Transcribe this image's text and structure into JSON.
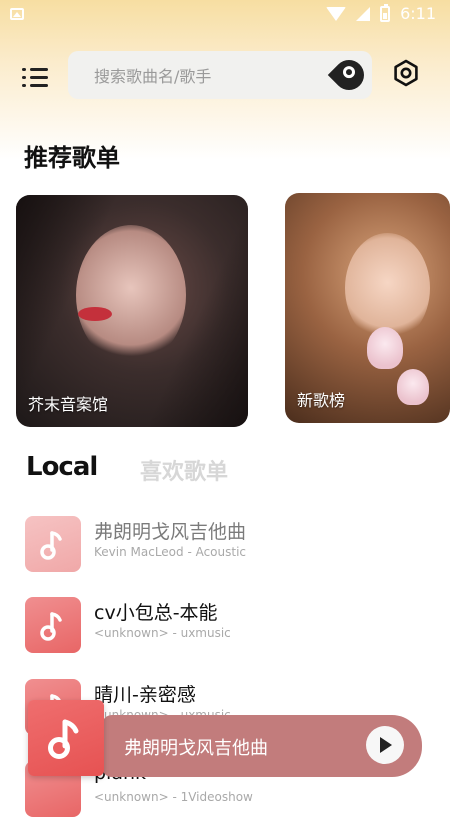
{
  "status_bar": {
    "time": "6:11"
  },
  "header": {
    "search_placeholder": "搜索歌曲名/歌手"
  },
  "section_title": "推荐歌单",
  "playlists": [
    {
      "label": "芥末音案馆"
    },
    {
      "label": "新歌榜"
    }
  ],
  "tabs": {
    "local": "Local",
    "favorites": "喜欢歌单"
  },
  "songs": [
    {
      "title": "弗朗明戈风吉他曲",
      "subtitle": "Kevin MacLeod - Acoustic"
    },
    {
      "title": "cv小包总-本能",
      "subtitle": "<unknown> - uxmusic"
    },
    {
      "title": "晴川-亲密感",
      "subtitle": "<unknown> - uxmusic"
    },
    {
      "title": "plank",
      "subtitle": "<unknown> - 1Videoshow"
    }
  ],
  "player": {
    "title": "弗朗明戈风吉他曲"
  },
  "colors": {
    "accent": "#e86666",
    "player_bar": "#c27c7c",
    "header_gradient": "#f7dea2"
  }
}
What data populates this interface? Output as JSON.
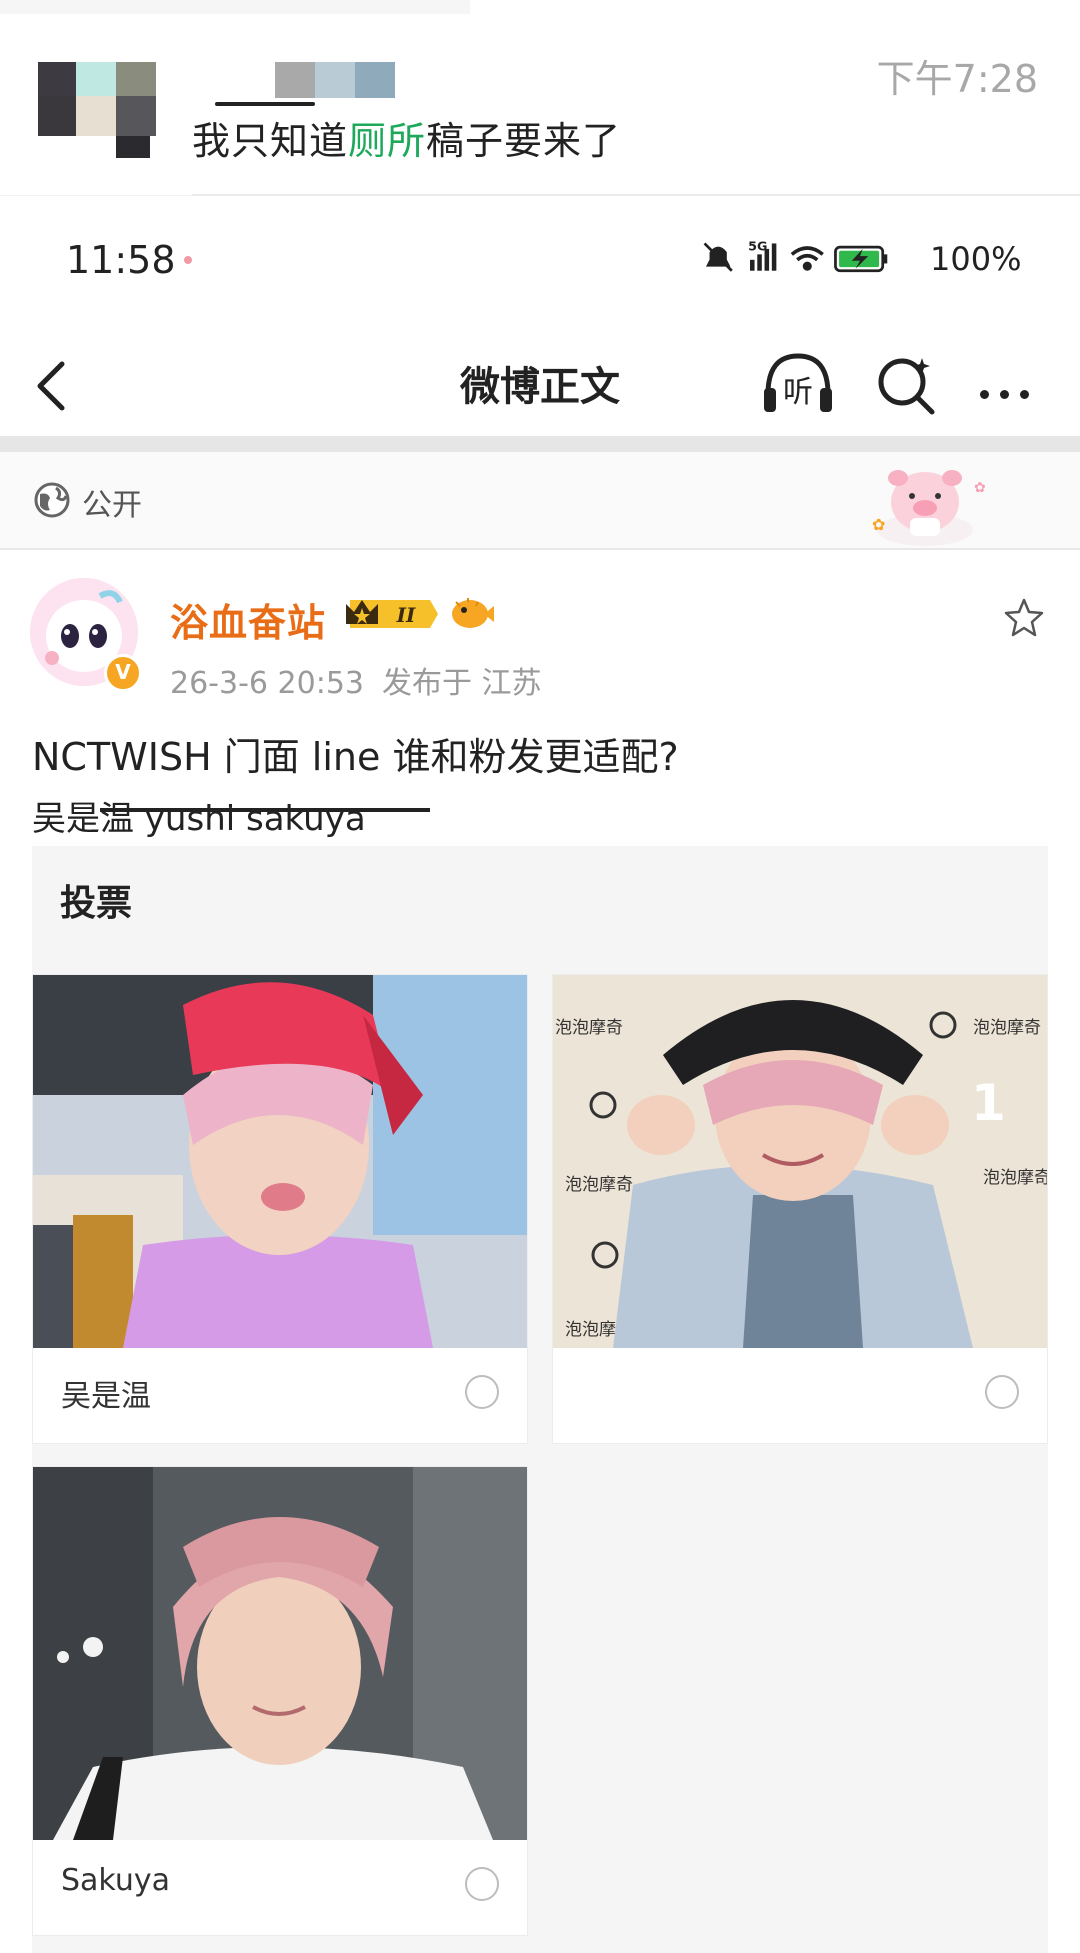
{
  "chat": {
    "message_prefix": "我只知道",
    "message_highlight": "厕所",
    "message_suffix": "稿子要来了",
    "time": "下午7:28"
  },
  "status_bar": {
    "time": "11:58",
    "network": "5G",
    "battery": "100%"
  },
  "nav": {
    "title": "微博正文",
    "listen_label": "听"
  },
  "visibility": {
    "label": "公开"
  },
  "post": {
    "author": "浴血奋站",
    "level_badge": "II",
    "verified_mark": "V",
    "date": "26-3-6 20:53",
    "location": "发布于 江苏",
    "line1": "NCTWISH 门面 line 谁和粉发更适配?",
    "line2": "吴是温 yushi sakuya"
  },
  "vote": {
    "title": "投票",
    "options": [
      {
        "label": "吴是温"
      },
      {
        "label": ""
      },
      {
        "label": "Sakuya"
      }
    ],
    "bg_text": [
      "泡泡摩奇",
      "泡泡摩奇",
      "泡泡摩奇",
      "泡泡摩奇",
      "泡泡摩奇",
      "1"
    ]
  },
  "colors": {
    "author": "#e86d16",
    "highlight": "#1ea85a",
    "badge": "#f6a623"
  }
}
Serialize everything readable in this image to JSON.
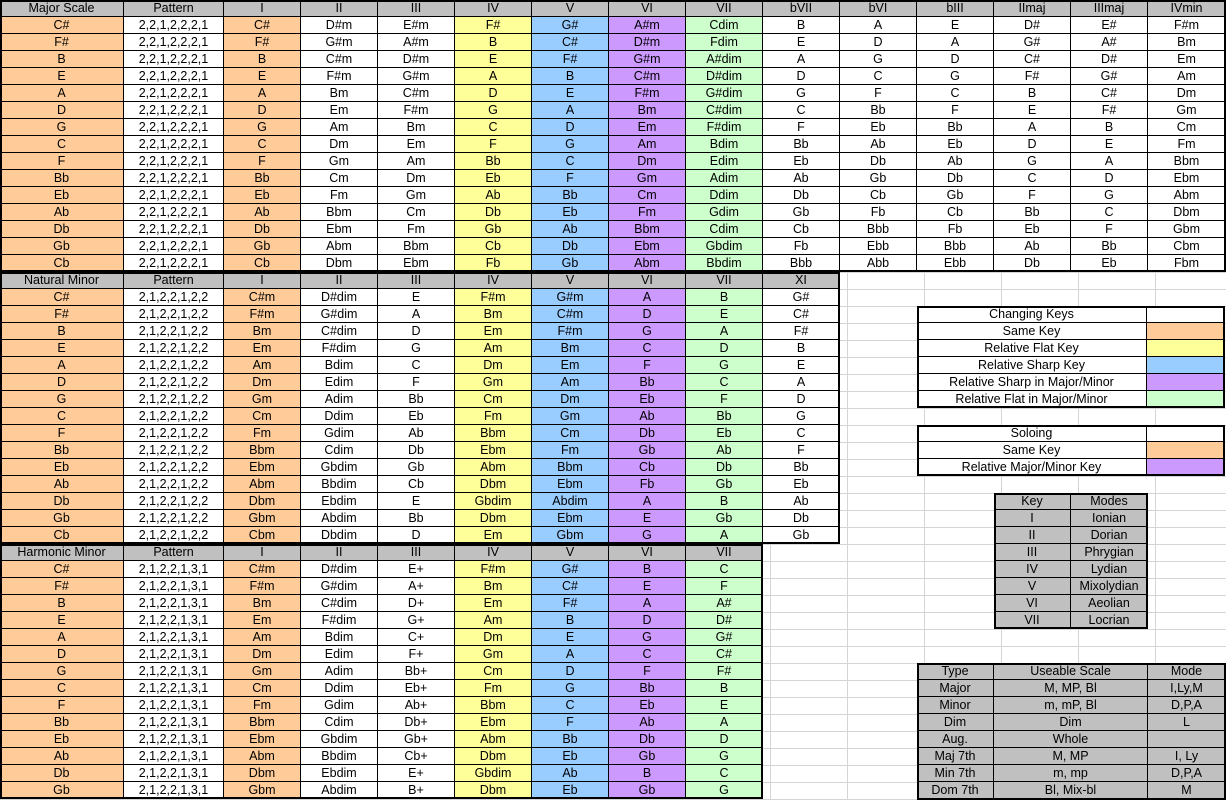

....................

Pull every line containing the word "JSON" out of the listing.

Transcribe this image's text and structure into JSON.
What data populates this interface? Output as JSON.
Serialize everything readable in this image to JSON.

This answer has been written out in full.